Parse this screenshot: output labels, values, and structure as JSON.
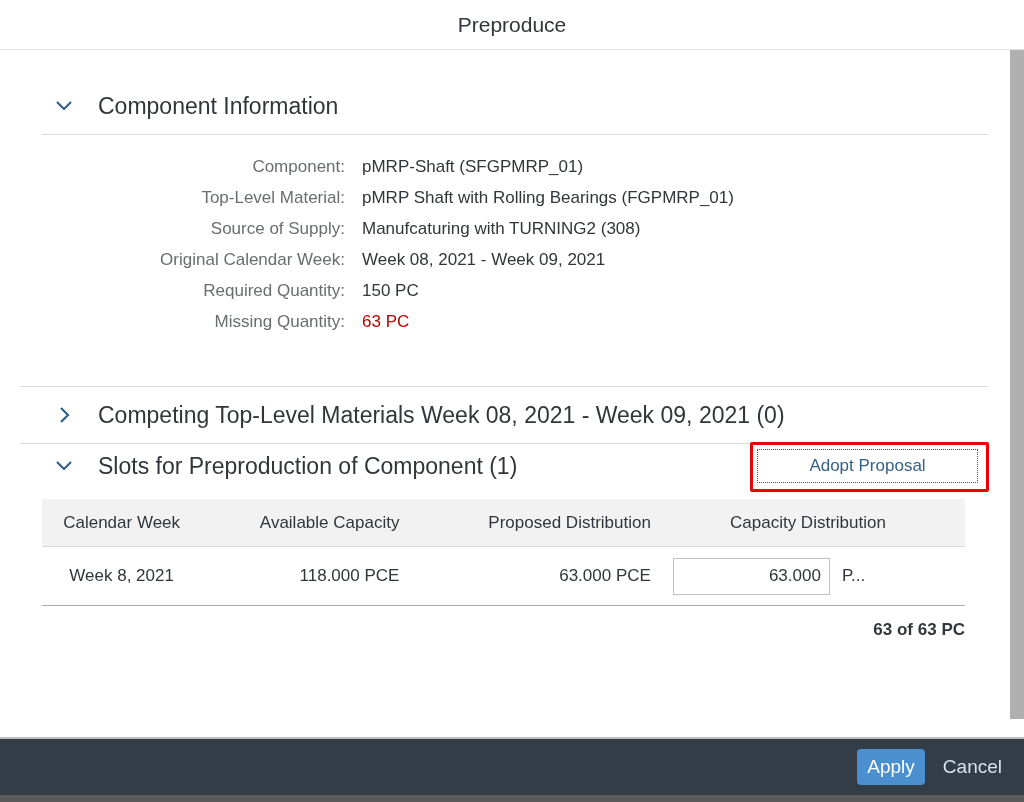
{
  "dialog": {
    "title": "Preproduce"
  },
  "sections": [
    {
      "kind": "form",
      "title": "Component Information",
      "expanded": true,
      "fields": [
        {
          "label": "Component:",
          "value": "pMRP-Shaft (SFGPMRP_01)",
          "error": false
        },
        {
          "label": "Top-Level Material:",
          "value": "pMRP Shaft with Rolling Bearings (FGPMRP_01)",
          "error": false
        },
        {
          "label": "Source of Supply:",
          "value": "Manufcaturing with TURNING2 (308)",
          "error": false
        },
        {
          "label": "Original Calendar Week:",
          "value": "Week 08, 2021 - Week 09, 2021",
          "error": false
        },
        {
          "label": "Required Quantity:",
          "value": "150 PC",
          "error": false
        },
        {
          "label": "Missing Quantity:",
          "value": "63 PC",
          "error": true
        }
      ]
    },
    {
      "kind": "collapsed",
      "title": "Competing Top-Level Materials Week 08, 2021 - Week 09, 2021 (0)",
      "expanded": false
    },
    {
      "kind": "table",
      "title": "Slots for Preproduction of Component (1)",
      "expanded": true,
      "action": {
        "label": "Adopt Proposal",
        "highlighted": true
      },
      "columns": [
        "Calendar Week",
        "Available Capacity",
        "Proposed Distribution",
        "Capacity Distribution"
      ],
      "rows": [
        {
          "calendar_week": "Week 8, 2021",
          "available_capacity": "118.000 PCE",
          "proposed_distribution": "63.000 PCE",
          "capacity_distribution": "63.000",
          "unit": "P..."
        }
      ],
      "total": "63 of 63 PC"
    }
  ],
  "footer": {
    "buttons": [
      {
        "label": "Apply",
        "kind": "emphasized"
      },
      {
        "label": "Cancel",
        "kind": "transparent"
      }
    ]
  }
}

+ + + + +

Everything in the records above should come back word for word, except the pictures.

(Expected answer):
Parse this screenshot: output labels, values, and structure as JSON.
{
  "dialog": {
    "title": "Preproduce"
  },
  "sections": [
    {
      "kind": "form",
      "title": "Component Information",
      "expanded": true,
      "fields": [
        {
          "label": "Component:",
          "value": "pMRP-Shaft (SFGPMRP_01)",
          "error": false
        },
        {
          "label": "Top-Level Material:",
          "value": "pMRP Shaft with Rolling Bearings (FGPMRP_01)",
          "error": false
        },
        {
          "label": "Source of Supply:",
          "value": "Manufcaturing with TURNING2 (308)",
          "error": false
        },
        {
          "label": "Original Calendar Week:",
          "value": "Week 08, 2021 - Week 09, 2021",
          "error": false
        },
        {
          "label": "Required Quantity:",
          "value": "150 PC",
          "error": false
        },
        {
          "label": "Missing Quantity:",
          "value": "63 PC",
          "error": true
        }
      ]
    },
    {
      "kind": "collapsed",
      "title": "Competing Top-Level Materials Week 08, 2021 - Week 09, 2021 (0)",
      "expanded": false
    },
    {
      "kind": "table",
      "title": "Slots for Preproduction of Component (1)",
      "expanded": true,
      "action": {
        "label": "Adopt Proposal",
        "highlighted": true
      },
      "columns": [
        "Calendar Week",
        "Available Capacity",
        "Proposed Distribution",
        "Capacity Distribution"
      ],
      "rows": [
        {
          "calendar_week": "Week 8, 2021",
          "available_capacity": "118.000 PCE",
          "proposed_distribution": "63.000 PCE",
          "capacity_distribution": "63.000",
          "unit": "P..."
        }
      ],
      "total": "63 of 63 PC"
    }
  ],
  "footer": {
    "buttons": [
      {
        "label": "Apply",
        "kind": "emphasized"
      },
      {
        "label": "Cancel",
        "kind": "transparent"
      }
    ]
  }
}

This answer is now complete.